Aside from being an investor on CNBC's "Shark Tank," John is the president, CEO and founder of a billion-dollar apparel company, FUBU, and the father of two.
His new book, "Rise and Grind: Outperform, Outwork, and Outhustle Your Way to a More Successful and Rewarding Life," explores how successful, high-profile people "maximize" their days, he said.
"They're selfish," John said. "They're selfish in a way that they got up in the morning [and] they didn't answer any emails."
John found that rather than responding to everybody else's problems, most successful people start their day taking care of their health and serving their own needs first.
"We've given up our power to everybody," he told Cramer. "We wake up in the morning, answer a million emails with everybody's problems, look on social media; everybody's doing better than us. Get and talk to the kids for a second, 'I'll talk to you later,' and you never see your kids because you didn't schedule them on a list to be with your family, you scheduled to be in meetings."

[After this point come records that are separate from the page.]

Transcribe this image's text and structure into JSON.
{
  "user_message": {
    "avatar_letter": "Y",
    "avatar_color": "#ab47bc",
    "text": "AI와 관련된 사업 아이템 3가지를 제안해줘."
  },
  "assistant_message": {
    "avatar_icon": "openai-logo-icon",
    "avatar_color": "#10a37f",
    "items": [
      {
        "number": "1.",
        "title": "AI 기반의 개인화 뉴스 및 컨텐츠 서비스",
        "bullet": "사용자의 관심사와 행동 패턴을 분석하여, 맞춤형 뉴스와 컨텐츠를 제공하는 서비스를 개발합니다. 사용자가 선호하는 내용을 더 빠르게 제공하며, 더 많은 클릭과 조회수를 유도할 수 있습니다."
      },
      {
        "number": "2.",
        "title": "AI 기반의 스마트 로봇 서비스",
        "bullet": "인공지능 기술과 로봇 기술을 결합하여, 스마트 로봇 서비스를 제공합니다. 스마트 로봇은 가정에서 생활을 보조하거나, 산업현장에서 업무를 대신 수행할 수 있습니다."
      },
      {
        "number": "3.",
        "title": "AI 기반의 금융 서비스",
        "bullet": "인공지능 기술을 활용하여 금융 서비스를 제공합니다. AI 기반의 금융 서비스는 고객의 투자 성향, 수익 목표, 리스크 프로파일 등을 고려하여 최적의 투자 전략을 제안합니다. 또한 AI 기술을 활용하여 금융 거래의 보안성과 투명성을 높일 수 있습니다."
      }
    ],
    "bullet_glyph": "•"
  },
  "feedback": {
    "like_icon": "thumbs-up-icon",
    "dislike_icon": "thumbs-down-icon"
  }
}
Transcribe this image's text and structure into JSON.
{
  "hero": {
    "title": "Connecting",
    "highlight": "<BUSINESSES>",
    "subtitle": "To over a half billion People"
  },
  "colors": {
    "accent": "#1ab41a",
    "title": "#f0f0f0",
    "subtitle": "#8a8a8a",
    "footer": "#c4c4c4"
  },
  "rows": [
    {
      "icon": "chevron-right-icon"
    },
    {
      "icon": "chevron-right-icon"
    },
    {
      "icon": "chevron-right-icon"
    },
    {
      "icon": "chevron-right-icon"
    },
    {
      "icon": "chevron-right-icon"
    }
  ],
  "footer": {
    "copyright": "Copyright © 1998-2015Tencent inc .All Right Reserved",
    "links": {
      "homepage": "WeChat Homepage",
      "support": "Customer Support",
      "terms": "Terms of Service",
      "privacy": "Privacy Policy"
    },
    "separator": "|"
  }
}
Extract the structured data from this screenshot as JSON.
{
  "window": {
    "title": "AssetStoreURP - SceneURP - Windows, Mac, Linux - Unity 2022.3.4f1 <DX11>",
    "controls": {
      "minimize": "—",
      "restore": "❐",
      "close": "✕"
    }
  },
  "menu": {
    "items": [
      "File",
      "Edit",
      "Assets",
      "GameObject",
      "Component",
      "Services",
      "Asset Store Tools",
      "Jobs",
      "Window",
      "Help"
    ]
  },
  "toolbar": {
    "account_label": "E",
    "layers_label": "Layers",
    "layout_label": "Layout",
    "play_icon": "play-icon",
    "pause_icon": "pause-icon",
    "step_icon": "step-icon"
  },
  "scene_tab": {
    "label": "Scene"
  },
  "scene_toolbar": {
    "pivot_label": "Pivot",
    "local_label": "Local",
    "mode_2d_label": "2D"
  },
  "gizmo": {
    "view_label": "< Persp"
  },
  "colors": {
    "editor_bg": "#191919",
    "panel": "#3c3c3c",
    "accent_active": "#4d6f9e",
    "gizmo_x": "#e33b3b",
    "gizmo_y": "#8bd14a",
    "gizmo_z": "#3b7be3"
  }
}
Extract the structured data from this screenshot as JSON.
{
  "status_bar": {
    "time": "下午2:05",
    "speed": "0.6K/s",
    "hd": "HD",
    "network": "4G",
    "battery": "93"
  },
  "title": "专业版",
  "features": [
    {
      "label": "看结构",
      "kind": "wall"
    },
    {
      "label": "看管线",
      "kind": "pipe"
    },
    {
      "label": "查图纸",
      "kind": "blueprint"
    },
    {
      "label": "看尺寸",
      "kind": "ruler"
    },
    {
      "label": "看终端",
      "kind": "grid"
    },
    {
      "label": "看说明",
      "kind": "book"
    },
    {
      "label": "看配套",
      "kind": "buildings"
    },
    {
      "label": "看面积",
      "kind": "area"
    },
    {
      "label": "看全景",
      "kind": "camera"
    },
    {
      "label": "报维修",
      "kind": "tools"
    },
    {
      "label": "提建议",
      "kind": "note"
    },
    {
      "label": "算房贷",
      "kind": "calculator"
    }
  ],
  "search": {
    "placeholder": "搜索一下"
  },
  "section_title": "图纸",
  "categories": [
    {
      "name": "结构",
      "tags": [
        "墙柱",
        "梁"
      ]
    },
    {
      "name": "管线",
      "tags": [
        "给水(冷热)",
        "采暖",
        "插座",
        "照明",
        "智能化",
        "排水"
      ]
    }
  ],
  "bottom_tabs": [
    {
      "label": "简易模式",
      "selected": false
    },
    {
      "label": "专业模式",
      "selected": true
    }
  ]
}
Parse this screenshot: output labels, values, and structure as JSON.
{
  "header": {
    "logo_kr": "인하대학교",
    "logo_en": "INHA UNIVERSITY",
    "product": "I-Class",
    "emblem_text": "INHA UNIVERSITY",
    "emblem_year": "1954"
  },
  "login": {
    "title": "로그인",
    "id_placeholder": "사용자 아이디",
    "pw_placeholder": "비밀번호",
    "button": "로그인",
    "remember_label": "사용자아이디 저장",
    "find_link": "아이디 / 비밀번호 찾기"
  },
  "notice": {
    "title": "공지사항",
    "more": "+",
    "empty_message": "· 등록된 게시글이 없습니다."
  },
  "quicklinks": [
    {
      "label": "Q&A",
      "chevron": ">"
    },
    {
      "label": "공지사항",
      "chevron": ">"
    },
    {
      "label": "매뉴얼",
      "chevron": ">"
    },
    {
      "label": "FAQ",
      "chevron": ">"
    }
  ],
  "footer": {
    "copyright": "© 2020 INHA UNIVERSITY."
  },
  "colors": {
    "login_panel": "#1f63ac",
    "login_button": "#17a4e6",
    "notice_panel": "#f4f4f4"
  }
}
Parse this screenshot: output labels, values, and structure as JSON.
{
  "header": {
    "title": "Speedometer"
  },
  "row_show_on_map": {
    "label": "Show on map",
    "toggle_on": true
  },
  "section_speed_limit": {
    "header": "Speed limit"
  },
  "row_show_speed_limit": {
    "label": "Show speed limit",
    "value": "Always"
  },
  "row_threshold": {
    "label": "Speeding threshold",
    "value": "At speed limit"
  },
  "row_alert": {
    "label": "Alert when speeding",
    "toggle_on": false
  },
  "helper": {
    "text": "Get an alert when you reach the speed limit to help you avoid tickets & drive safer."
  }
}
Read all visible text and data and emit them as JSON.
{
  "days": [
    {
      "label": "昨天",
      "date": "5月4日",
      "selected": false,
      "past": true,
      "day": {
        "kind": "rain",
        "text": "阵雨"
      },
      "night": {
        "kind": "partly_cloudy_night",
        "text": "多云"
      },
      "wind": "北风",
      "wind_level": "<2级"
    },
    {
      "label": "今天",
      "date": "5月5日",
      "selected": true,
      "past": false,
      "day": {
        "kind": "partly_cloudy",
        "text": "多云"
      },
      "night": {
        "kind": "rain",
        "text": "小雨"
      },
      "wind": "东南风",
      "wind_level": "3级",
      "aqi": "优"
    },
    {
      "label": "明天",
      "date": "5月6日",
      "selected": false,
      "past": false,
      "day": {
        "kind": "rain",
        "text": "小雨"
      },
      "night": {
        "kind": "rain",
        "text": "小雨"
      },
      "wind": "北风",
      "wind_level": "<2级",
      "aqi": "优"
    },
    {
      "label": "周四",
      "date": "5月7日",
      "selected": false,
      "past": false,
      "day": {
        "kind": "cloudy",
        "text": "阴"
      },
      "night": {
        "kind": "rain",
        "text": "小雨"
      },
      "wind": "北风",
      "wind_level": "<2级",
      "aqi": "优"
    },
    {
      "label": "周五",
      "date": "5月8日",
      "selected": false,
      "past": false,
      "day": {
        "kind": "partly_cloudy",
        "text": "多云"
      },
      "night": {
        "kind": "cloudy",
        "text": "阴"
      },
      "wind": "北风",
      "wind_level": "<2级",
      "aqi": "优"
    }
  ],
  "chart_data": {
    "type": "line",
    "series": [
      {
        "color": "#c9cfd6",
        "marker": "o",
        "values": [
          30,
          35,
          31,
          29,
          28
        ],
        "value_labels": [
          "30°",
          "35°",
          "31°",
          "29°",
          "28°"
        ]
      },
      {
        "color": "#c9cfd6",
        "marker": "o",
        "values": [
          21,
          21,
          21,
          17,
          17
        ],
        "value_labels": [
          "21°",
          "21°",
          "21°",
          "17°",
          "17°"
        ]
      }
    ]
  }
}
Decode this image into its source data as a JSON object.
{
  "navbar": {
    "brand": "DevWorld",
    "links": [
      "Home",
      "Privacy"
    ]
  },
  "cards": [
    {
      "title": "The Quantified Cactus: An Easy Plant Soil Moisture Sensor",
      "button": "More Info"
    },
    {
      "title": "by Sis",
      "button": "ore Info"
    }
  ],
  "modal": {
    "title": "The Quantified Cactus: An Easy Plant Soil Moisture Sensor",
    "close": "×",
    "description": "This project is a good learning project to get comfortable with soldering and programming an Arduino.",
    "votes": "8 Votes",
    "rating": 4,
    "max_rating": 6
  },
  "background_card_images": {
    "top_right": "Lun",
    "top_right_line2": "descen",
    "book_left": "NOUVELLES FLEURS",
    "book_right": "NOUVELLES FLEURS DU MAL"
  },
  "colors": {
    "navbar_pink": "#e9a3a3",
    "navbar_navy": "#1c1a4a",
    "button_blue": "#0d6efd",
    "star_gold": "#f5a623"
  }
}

The "Shark Tank" star told Cramer that he began research on the book because his endless responsibilities started to encroach on his health.
"I realized I wasn't taking care of mine and as soon as I started doing that, I found out I had Stage 2 cancer in my thyroid and I got it taken out," John said. "And that's why I'm healthy and I'm here, because of the discipline like that and taking care of my health."
But when John is on the "offense" — his code for surrounding himself with like-minded people and diving into his work — he's eyeing the hottest trends in the market.
"It's whatever is a subscription model that is going direct to the customer and cutting out all advertisers and other competitors," the CEO said. "It is Netflix. It's when you hit that button on your washing machine and get the delivery of the detergent right to you."
Invoking the likes of Amazon without saying the name, John said companies that don't depend on advertisers and usher their customers into relying on them will likely be long-term winners:
"You're selling full margin and you know who your customer is and you don't have to depend on everybody else."